“I. Didn’t. Jump. Into. That. Pool,” I tell the room. “I felt . . . hands.” I hold up my two shaking palms and make a shoving motion. “I don’t need a rest. My tumor isn’t back. And I definitely don’t need a psych ward.” I look at Lance. “Can you at least ask around again, see if anyone saw anything, or if there was a backup video? Or even just ask the bartender on duty if they saw anyone with me in the bar that night?”
“But you seem like a nice girl, Eliza,” Lance says. “Would someone really want to hurt you?”

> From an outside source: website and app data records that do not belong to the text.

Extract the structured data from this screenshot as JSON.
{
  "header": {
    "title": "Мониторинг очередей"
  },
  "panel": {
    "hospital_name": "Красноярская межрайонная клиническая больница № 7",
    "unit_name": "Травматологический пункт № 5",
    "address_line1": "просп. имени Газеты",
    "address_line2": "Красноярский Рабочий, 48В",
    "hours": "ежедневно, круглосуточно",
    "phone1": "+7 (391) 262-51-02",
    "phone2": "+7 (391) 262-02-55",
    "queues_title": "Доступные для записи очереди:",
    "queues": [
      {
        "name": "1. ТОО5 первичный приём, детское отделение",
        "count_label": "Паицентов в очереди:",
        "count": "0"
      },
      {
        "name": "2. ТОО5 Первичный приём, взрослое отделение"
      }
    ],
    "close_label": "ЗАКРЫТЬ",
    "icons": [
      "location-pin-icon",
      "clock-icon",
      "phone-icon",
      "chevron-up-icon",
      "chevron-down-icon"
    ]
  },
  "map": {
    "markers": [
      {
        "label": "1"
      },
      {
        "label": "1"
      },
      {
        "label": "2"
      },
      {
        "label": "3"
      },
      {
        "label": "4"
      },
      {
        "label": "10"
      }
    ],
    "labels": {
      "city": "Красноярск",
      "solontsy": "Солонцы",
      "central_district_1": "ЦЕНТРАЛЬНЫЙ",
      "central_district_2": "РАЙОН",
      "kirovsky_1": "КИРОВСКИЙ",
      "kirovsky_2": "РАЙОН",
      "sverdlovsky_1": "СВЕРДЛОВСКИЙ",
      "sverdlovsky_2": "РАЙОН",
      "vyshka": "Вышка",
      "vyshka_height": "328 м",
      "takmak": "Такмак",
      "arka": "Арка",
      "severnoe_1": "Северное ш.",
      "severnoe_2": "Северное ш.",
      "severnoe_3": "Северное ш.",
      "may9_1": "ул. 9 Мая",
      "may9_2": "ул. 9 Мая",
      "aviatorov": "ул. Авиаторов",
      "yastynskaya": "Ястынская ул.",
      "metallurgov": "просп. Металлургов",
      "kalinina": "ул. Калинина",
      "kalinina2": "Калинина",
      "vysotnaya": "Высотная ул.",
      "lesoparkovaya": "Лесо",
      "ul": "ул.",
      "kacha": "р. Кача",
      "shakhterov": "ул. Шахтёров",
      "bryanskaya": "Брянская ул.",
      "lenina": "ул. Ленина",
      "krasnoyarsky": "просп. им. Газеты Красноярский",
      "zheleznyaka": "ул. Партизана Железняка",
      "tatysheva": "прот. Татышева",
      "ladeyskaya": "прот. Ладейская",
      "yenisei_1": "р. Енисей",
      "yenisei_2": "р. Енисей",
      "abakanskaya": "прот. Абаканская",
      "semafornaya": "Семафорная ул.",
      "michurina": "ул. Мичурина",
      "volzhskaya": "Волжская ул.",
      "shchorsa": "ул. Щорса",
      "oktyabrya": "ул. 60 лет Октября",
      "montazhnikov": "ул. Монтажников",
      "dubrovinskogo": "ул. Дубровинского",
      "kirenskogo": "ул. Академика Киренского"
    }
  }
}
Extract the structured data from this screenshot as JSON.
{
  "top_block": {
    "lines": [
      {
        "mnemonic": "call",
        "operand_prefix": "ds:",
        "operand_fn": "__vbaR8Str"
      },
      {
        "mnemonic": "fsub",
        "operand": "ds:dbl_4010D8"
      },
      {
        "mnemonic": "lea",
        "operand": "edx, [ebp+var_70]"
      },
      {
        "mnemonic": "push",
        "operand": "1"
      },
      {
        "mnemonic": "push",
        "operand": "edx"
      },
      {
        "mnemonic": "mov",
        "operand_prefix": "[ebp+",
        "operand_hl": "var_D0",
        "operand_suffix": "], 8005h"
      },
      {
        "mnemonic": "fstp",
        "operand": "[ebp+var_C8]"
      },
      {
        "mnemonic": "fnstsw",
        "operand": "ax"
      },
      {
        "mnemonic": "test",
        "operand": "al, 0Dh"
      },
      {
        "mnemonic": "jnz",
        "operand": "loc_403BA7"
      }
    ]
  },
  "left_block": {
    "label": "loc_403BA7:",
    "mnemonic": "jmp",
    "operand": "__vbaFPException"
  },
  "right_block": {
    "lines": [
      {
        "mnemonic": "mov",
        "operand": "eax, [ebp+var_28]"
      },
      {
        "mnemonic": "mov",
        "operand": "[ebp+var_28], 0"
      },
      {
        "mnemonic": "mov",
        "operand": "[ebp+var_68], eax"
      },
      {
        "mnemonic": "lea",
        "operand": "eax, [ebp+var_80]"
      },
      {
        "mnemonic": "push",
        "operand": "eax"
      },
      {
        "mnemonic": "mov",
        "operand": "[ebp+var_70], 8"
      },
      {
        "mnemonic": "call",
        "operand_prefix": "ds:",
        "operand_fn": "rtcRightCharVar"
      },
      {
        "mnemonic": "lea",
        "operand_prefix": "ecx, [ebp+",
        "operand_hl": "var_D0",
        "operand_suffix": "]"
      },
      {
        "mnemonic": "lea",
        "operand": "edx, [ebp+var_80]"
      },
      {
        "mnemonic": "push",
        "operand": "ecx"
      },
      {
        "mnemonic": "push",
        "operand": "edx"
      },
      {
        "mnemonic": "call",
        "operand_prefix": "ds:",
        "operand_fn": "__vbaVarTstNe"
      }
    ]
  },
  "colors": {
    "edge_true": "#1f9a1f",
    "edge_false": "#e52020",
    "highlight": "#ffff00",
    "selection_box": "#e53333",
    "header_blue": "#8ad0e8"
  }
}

My brain catches. A nice girl. It’s comical. On the other hand, am I someone a person would like to hurt—even kill? Someone must have consciously made the decision to thrust me forward into the water. Someone must have hated me that much. It has to be someone who knows me. Someone who knows I can’t swim.
Sometimes I pick flowers, beautiful flowers, off people’s lawns. People I don’t even know. I don’t do anything with them. I smell them, drop them, and sometimes step on them.
I can be cruel and withhold affection.
I’m a liar. A fabulist. It’s probably why I wrote a book so easily post-tumor.
A lot of my decisions don’t make sense. I piss people off. I burn bridges. I do nothing to repair them usually, either.
There are certain things I don’t remember at all, huge chunks gone. I’ve been told the tumor’s to blame, but sometimes I wake up with a residue of shame over me, as gritty as sand. And sometimes, I still get the feeling I’ve done something. Something awful. I just don’t know what. So maybe someone does hate me that much.
I jut my chin into the air. “I guess that’s for you to find out, isn’t it, Lance?”
Lance looks at my family. My mother raises her eyebrows. Bill breathes out, looking heartbroken. Gabby is trying to morph into the wall. And then I glance at Lance’s clipboard again. He has flipped to a sheet of lined paper with the heading Eliza Fontaine. But he hasn’t written a single thing. No testimony. No details of my attack.
It doesn’t take me but a moment to get it. In his mind, there was no attack. He has sided with my family. I’m just a crazy girl. I don’t know what’s real.
I look desperately to Gabby, hoping she’ll speak up in my defense, but she’s pointedly consulting her phone as if we’re all just inappropriately loud strangers she’s stuck sitting next to on public transport. And for a moment, I entertain the idea that perhaps there is a third girl in the room, a different Eliza, and they’re talking about her, not me. After all, I’m the Eliza who’s better. I’m the Eliza who just had a few too many drinks. I’m the Eliza who remembers hands at her back pushing her into the water. I’m the Eliza who has the niggling worry that someone might have done it on purpose, for something I deserved.
That last bit strikes a dissonant chord. Only, no. This isn’t like the other times, those paranoia-fueled plunges brought on by a twisted lump of abnormal cells. Someone really is after me. Whatever happened to me this time, my fear is completely and unequivocally justified.
I just wish someone else believed it, too.